- Ronald Syme, The Augustan Aristocracy (Oxford University Press, 1989), p. 6, note 37, marks "the mockery of the Christian writers"; see also Augustine's "distaste" for the phallic gods noted above. W.H. Parker, Priapea: Poems for a Phallic God (Routledge, 1988), p. 135 online, observes that the ritual of Mutunus was "condemned by early Church fathers"; Joseph Rykwert, The Idea of a Town: The Anthropology of Urban Form in Rome, Italy, and the Ancient World (MIT Press, 1988), p. 159 online, notes that they spoke "scathingly" of phallic rituals. Tertullian's bias in his assemblage of deities to deride (including Mutunus) pointed out by Mary Beard, John North et al., Religions of Rome: A Sourcebook (Cambridge University Press, 1998), p. 359, note 1 online. The fascinum — identified by Arnobius with the phallus of Mutunus — "was used by Christian writers in their tirades against pagan customs," points out Enrique Montero Cartelle, El latín erótico: aspectos léxicos y literarios (University of Seville, 1991), p. 70 online. For a fuller discussion, see Carlos A. Contreras, "Christian Views of Paganism," Aufstieg und Niedergang der römischen Welt II.23.1 (1980) 974–1022, p. 1013 online specifically in relation to Mutunus and in general asserting that "Arnobius commits the same mistake as other Fathers of applying Christian conceptions to pagan ideas in order to condemn them" (p. 1010). "Our knowledge of such things," that is, of rites such as those of Mutunus, "comes from Christian writers who are openly concerned to discredit all aspects of pagan idolatry," states Peter Stewart, Statues in Roman Society: Representation and Response (Oxford University Press, 2003), p. 266, note 24 online.

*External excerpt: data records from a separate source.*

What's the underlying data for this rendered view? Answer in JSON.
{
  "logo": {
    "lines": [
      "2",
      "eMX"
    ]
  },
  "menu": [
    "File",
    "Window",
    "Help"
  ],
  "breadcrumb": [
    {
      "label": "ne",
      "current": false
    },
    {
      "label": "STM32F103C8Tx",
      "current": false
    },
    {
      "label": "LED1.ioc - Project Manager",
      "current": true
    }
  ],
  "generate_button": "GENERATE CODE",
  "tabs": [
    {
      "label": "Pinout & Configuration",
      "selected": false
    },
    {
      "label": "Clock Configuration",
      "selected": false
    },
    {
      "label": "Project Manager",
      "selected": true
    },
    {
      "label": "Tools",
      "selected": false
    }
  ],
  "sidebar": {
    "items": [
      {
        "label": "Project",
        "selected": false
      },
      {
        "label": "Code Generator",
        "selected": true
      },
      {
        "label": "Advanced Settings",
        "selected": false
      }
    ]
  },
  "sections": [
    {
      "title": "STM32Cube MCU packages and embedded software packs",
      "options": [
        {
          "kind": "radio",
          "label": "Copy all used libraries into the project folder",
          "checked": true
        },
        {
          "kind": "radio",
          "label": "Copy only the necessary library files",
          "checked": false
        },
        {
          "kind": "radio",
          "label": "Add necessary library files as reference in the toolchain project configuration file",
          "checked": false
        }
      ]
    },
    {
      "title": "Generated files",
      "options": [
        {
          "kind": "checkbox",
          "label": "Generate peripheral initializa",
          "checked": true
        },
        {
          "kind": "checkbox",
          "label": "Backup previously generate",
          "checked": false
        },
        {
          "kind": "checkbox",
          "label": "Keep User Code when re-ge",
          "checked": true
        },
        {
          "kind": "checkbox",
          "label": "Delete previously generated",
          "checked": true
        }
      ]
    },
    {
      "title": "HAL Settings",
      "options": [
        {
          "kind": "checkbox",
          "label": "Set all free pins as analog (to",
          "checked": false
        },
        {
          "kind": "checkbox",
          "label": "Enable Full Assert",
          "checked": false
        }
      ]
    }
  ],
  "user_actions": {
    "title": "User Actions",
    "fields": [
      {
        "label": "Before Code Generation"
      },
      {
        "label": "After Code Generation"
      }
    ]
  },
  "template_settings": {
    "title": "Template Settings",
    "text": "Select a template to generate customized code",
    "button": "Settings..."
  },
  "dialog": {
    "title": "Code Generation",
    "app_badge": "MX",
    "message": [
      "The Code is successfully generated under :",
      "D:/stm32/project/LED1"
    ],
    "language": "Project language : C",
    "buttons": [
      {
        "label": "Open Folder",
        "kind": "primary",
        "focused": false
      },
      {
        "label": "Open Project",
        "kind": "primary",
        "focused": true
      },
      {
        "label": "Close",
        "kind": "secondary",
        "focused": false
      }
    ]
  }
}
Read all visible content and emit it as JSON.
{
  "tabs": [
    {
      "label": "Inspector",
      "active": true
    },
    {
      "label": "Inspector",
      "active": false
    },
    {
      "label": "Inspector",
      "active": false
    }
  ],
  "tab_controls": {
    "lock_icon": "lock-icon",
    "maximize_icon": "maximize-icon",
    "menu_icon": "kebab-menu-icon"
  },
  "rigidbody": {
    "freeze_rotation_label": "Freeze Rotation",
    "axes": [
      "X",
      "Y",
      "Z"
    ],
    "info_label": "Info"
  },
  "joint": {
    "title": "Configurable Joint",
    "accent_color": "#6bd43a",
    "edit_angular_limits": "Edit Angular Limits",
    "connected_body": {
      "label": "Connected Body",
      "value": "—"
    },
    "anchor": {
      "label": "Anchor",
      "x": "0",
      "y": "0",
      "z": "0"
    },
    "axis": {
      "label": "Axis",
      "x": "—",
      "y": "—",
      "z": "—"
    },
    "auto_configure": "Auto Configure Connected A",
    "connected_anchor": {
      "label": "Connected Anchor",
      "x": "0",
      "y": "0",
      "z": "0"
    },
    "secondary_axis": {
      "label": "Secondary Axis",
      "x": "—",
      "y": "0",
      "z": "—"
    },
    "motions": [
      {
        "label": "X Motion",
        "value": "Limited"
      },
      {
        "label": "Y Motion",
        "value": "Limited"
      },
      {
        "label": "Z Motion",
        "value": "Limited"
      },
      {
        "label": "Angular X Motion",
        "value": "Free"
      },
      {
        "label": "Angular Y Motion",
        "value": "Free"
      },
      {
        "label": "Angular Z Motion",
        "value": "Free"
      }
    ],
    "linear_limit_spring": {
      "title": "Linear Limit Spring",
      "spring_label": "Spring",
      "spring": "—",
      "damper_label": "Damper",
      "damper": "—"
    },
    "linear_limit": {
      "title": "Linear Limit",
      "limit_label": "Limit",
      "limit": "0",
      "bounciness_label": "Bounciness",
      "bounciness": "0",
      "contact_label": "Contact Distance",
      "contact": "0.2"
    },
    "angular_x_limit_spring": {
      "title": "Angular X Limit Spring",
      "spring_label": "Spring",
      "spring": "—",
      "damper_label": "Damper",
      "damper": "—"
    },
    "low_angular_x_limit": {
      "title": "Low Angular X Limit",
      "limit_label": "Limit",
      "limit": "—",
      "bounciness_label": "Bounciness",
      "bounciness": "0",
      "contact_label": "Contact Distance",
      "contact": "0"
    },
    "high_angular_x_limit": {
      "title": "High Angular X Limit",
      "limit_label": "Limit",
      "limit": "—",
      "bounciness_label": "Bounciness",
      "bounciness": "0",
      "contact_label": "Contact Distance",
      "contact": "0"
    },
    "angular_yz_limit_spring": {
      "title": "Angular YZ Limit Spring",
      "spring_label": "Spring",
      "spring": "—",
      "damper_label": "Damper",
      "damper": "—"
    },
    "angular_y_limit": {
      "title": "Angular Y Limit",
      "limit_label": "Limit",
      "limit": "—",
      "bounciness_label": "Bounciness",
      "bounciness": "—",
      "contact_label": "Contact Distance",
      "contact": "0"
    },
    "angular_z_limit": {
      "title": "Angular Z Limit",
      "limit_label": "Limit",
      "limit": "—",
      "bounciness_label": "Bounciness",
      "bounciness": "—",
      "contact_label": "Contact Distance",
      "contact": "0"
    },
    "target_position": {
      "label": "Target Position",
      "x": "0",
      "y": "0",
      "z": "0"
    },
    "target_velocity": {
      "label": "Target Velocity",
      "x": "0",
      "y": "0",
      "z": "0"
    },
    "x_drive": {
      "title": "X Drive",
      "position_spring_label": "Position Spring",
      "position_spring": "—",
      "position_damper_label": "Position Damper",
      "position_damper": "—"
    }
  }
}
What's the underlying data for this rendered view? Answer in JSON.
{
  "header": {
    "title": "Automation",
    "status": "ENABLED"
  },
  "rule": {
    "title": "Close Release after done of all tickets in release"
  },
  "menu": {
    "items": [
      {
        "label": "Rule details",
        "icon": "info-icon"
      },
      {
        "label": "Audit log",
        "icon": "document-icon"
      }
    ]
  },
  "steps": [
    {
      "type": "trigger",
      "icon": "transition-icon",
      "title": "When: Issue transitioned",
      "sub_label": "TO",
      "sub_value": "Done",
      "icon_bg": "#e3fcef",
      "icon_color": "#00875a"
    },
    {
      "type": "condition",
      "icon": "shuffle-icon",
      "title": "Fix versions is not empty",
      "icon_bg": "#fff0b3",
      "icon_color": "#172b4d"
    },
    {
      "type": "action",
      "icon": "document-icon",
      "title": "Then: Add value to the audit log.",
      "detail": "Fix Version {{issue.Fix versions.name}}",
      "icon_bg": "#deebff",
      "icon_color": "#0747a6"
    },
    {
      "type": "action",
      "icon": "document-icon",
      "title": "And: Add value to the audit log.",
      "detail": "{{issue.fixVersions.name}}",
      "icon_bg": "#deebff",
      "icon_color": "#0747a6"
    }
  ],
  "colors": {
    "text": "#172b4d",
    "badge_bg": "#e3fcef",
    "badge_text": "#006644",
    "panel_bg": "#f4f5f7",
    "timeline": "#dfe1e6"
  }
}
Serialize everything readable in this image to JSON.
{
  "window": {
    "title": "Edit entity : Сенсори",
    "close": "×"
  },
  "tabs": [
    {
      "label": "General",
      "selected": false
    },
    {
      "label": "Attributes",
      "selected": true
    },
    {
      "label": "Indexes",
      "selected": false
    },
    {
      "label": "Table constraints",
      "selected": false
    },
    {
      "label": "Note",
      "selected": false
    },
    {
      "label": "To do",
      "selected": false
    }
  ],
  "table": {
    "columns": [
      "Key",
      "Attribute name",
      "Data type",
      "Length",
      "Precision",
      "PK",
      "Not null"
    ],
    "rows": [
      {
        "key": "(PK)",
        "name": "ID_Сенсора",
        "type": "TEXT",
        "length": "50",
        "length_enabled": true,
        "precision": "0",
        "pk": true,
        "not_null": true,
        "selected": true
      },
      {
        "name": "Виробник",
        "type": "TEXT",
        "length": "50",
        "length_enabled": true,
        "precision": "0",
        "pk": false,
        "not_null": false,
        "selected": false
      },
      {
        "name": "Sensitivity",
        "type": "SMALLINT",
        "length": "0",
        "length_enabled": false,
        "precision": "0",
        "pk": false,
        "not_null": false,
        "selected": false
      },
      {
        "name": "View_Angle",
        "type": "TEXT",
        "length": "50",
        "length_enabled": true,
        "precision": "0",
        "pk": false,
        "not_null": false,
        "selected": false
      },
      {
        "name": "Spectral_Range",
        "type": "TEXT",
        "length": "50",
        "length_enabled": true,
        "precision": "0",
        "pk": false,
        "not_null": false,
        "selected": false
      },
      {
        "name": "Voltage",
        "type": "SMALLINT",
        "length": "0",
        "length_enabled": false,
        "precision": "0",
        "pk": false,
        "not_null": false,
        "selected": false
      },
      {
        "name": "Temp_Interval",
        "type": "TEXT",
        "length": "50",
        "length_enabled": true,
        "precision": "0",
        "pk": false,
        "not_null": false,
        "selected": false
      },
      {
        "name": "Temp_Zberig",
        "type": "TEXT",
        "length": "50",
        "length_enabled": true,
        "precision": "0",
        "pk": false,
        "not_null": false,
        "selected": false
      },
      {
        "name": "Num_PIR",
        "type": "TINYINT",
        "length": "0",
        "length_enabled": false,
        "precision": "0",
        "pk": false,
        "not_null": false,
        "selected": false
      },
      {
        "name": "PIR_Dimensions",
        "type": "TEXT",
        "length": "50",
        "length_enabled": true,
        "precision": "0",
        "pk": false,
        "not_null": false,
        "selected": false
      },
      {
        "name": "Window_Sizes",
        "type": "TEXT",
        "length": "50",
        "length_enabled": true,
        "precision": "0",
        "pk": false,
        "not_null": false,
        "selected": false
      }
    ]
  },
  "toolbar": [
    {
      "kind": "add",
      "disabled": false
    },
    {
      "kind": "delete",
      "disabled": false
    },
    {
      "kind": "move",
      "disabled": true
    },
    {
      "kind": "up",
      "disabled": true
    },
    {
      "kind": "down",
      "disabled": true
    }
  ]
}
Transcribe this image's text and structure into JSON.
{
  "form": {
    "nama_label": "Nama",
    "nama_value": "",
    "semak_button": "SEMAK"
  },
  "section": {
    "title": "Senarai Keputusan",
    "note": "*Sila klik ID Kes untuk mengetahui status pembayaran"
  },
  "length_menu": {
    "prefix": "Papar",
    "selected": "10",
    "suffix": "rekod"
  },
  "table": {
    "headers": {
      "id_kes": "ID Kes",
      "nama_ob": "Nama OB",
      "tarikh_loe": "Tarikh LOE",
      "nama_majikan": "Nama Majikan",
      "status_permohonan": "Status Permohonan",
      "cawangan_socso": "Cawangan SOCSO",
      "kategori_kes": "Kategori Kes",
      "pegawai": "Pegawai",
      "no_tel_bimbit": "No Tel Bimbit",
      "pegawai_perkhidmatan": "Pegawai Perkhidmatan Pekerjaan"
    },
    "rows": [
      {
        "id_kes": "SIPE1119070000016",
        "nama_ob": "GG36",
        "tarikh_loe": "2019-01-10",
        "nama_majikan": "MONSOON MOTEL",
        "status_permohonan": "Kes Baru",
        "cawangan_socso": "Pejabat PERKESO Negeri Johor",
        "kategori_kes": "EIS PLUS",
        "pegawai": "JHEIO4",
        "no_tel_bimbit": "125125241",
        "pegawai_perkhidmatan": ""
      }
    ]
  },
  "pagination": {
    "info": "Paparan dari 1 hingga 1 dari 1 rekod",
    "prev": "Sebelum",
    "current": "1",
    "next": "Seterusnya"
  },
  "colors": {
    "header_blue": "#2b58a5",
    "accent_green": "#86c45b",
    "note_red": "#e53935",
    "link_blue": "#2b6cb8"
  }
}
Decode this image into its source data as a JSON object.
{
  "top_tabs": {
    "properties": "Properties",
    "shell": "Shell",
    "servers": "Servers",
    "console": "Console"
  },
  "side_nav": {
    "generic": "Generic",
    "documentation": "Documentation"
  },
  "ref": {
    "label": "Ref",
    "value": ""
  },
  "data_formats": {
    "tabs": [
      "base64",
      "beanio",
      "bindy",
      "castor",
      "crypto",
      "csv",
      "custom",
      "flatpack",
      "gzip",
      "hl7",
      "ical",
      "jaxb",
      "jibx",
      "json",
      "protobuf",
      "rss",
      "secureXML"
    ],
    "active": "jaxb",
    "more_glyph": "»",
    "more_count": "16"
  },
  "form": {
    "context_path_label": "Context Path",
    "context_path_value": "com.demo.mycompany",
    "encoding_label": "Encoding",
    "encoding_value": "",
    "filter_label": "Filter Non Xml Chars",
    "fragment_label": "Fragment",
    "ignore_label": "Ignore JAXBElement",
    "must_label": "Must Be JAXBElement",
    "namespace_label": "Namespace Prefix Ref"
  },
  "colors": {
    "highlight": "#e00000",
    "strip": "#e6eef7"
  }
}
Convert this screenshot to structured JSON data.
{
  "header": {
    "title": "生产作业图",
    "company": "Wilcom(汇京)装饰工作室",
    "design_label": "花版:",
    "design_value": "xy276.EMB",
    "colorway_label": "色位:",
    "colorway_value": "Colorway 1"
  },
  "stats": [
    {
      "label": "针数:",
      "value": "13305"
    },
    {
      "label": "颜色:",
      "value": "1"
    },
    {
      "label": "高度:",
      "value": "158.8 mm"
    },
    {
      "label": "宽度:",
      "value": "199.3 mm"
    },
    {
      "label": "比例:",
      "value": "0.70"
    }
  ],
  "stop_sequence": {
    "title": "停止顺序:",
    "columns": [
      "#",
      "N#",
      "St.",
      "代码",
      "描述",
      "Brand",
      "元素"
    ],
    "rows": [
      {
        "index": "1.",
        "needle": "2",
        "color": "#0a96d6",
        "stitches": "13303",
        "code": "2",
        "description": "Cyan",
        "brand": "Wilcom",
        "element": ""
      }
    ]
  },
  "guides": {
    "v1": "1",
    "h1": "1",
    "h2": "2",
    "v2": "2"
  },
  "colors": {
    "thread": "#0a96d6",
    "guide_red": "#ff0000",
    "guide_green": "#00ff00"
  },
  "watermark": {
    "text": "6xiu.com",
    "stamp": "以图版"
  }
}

- J.N. Adams, The Latin Sexual Vocabulary (Johns Hopkins University Press, 1982, 1990), p. 62 online.
- CIL V.1412, 8473, as cited by Adams. The moneyer Quintus Titius, one of whose coins has been interpreted as depicting Mutunus, may have used the cognomen Mutto; T.R.S. Broughton, The Magistrates of the Roman Republic (American Philological Association, 1952), vol. 2, p. 454.
- Muttōni is the dative form of muttō.
- Lucilius 307 and 959. Kirk Freundenburg has dubbed the muttō of Lucilius "clearly the least finicky of all personified penises in Roman satire": Satires of Rome: Threatening Poses from Lucilius to Juvenal (Cambridge University Press, 2001), p. 205 online. The left hand was preferred for masturbation by the Romans; see Antonio Varone, Erotica pompeiana: Love Inscriptions on the Walls of Pompeii («L'Erma» di Bretschneider, 2002), p. 95 online.
- CIL IV.1939, 1940.
- Horace, Sermones 1.2.68.
- Adams, Latin Sexual Vocabulary, p. 63.
- Martial, Epigrams 3.73.1 and 11.63.2; Corpus Priapeorum 52.10.
- Craig Arthur Williams, Roman Homosexuality: Ideologies of Masculinity in Classical Antiquity (Oxford University Press, 1990), p. 92 online.
- Adams, Latin Sexual Vocabulary, p. 32.
- Budge, E.A. "An Egyptian Hieroglyphic Dictionary", Vol. I, p. 331
- Festus 142L, as cited and discussed by Lawrence Richardson, A New Topographical Dictionary of Ancient Rome (Johns Hopkins University Press, 1992), p. 262 online. See also Ronald Syme, The Augustan Aristocracy (Oxford University Press, 1989), p. 6 online.
- Robert E.A. Palmer, "Mutinus Titinus: A Study in Etrusco-Roman Religion and Topography," in Roman Religion and Roman Empire: Five Essays (University of Pennsylvania Press, 1974), pp. 187–206.
- The identification dates back at least to Ch. Lenormant, "Types des médailles romaines," Revue numismatique (1838), pp. 11–12 online.
- Michael Crawford, Roman Republican Coinage (Cambridge University Press, 1974, 2001), vol. 1, pp. 344 and 346 online.
- Scholiast on Persius, Satire 1.20; Adams, Latin Sexual Vocabulary, p. 32.
- Palmer, "Mutinus Titinus," p. 190.